verb (used with object), cured, cur·ing.
verb (used without object), cured, cur·ing.
Origin of cure
Synonyms for cure
Examples from the Web for cureless
Historical Examples of cureless
In at least this age and country it exists as the atrophy of a cureless decline.Leading Articles on Various Subjects
She sprang to her feet, her bright fancies fallen into cureless ruin.Anne Of Green Gables
Lucy Maud Montgomery
A slow and cureless disease preyed on her delicate frame, and she expired in the second year of Tasso's imprisonment.The Romance of Biography (Vol 1 of 2)
Though my many faults defaced me, Could no other arm be found, Than the one which once embraced me, To inflict a cureless wound?Lady Byron Vindicated
Harriet Beecher Stowe
It seems an earnest of "the staggers and the cureless lapse of youth" with which the King has threatened him.
- to treat or finish (a substance) by chemical or physical means
- to vulcanize (rubber)
- to allow (a polymer) to set often using heat or pressure
Word Origin for cure
Word Origin for curé
parish priest, from French curé (13c.), from Medieval Latin curatus (see curate).

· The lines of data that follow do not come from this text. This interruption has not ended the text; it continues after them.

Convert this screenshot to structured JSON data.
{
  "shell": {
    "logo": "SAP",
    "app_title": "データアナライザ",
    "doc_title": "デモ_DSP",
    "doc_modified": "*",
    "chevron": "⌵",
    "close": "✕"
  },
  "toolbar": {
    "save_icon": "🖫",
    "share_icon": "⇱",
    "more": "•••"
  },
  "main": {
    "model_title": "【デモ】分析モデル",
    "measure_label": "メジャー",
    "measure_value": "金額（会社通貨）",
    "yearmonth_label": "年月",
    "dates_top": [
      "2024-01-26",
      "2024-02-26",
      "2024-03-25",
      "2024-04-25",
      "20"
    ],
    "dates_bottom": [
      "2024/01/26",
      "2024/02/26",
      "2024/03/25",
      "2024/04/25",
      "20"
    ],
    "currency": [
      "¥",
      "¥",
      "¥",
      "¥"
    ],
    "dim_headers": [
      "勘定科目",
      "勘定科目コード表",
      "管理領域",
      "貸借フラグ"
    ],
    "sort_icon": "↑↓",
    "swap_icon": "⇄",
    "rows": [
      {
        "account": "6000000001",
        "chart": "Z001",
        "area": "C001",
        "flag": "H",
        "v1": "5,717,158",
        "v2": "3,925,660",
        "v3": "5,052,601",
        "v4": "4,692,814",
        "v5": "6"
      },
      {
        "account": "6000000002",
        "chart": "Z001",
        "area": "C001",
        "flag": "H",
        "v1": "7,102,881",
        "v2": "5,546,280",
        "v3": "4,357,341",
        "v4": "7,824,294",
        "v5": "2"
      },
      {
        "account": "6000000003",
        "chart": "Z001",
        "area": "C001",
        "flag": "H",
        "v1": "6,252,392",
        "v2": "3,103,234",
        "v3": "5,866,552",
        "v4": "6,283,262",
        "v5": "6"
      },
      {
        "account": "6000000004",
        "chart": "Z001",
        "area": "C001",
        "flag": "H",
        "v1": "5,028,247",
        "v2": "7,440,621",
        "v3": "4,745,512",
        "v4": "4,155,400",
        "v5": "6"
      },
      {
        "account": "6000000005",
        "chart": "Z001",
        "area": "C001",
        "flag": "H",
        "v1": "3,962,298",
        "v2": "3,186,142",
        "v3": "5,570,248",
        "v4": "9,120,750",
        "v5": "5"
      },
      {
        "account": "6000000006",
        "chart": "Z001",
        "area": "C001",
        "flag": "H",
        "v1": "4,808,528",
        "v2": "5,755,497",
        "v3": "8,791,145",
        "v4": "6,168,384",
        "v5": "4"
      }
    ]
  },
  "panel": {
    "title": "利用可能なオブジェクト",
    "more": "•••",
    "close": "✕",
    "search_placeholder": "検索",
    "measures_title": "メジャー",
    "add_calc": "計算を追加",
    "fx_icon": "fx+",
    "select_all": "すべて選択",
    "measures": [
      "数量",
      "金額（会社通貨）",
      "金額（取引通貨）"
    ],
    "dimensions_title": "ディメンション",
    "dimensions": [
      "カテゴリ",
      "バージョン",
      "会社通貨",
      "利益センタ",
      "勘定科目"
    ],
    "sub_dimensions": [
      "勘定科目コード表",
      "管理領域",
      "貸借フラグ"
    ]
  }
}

late 14c., from Old French curer, from Latin curare "take care of," hence, in medical language, "treat medically, cure" (see cure (n.)). In reference to fish, pork, etc., first recorded 1743. Related: Cured; curing.

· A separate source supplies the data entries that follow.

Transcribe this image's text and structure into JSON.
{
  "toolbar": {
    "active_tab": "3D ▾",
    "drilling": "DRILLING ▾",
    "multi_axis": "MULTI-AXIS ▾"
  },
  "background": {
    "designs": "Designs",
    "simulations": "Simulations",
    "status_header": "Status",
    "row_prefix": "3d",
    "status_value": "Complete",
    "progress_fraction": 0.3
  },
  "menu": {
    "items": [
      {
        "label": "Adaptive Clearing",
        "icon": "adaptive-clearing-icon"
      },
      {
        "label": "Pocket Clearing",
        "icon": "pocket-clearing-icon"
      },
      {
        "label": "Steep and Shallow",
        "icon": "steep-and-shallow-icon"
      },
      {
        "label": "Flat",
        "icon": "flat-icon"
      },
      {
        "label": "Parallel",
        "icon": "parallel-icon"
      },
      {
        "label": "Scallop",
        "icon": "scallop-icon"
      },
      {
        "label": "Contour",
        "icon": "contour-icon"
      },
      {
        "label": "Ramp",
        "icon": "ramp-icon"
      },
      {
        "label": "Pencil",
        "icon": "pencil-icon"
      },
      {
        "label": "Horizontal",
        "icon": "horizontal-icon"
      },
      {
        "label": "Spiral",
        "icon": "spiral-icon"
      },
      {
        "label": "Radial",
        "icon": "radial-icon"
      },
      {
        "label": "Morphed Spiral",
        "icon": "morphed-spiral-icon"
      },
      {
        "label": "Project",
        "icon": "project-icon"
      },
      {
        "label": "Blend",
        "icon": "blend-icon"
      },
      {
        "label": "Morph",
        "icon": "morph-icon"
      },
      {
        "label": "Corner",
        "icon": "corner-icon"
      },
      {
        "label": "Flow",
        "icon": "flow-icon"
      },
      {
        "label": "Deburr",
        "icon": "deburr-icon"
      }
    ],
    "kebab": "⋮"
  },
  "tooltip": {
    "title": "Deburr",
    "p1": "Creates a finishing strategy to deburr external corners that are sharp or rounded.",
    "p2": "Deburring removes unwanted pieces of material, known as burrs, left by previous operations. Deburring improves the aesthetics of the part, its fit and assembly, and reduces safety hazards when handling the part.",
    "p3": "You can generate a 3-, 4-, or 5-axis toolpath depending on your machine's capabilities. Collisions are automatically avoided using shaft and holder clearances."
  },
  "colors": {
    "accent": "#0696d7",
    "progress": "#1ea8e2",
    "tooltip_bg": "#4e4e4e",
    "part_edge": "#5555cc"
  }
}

Most words for "cure, heal" in European languages originally applied to the person being treated but now can be used with reference to the disease, too. Relatively few show an ancient connection to words for "physician;" typically they are connected instead to words for "make whole" or "tend to" or even "conjurer." French guérir (with Italian guarir, Old Spanish guarir) is from a Germanic verb stem also found in in Gothic warjan, Old English wearian "ward off, prevent, defend" (see warrant (n.)).
c.1300, "care, heed," from Latin cura "care, concern, trouble," with many figurative extensions, e.g. "study; administration; a mistress," and also "means of healing, remedy," from Old Latin coira-, from PIE root *kois- "be concerned." Meaning "medical care" is late 14c.
see kill or cure; ounce of prevention (is worth a pound of cure); sure cure.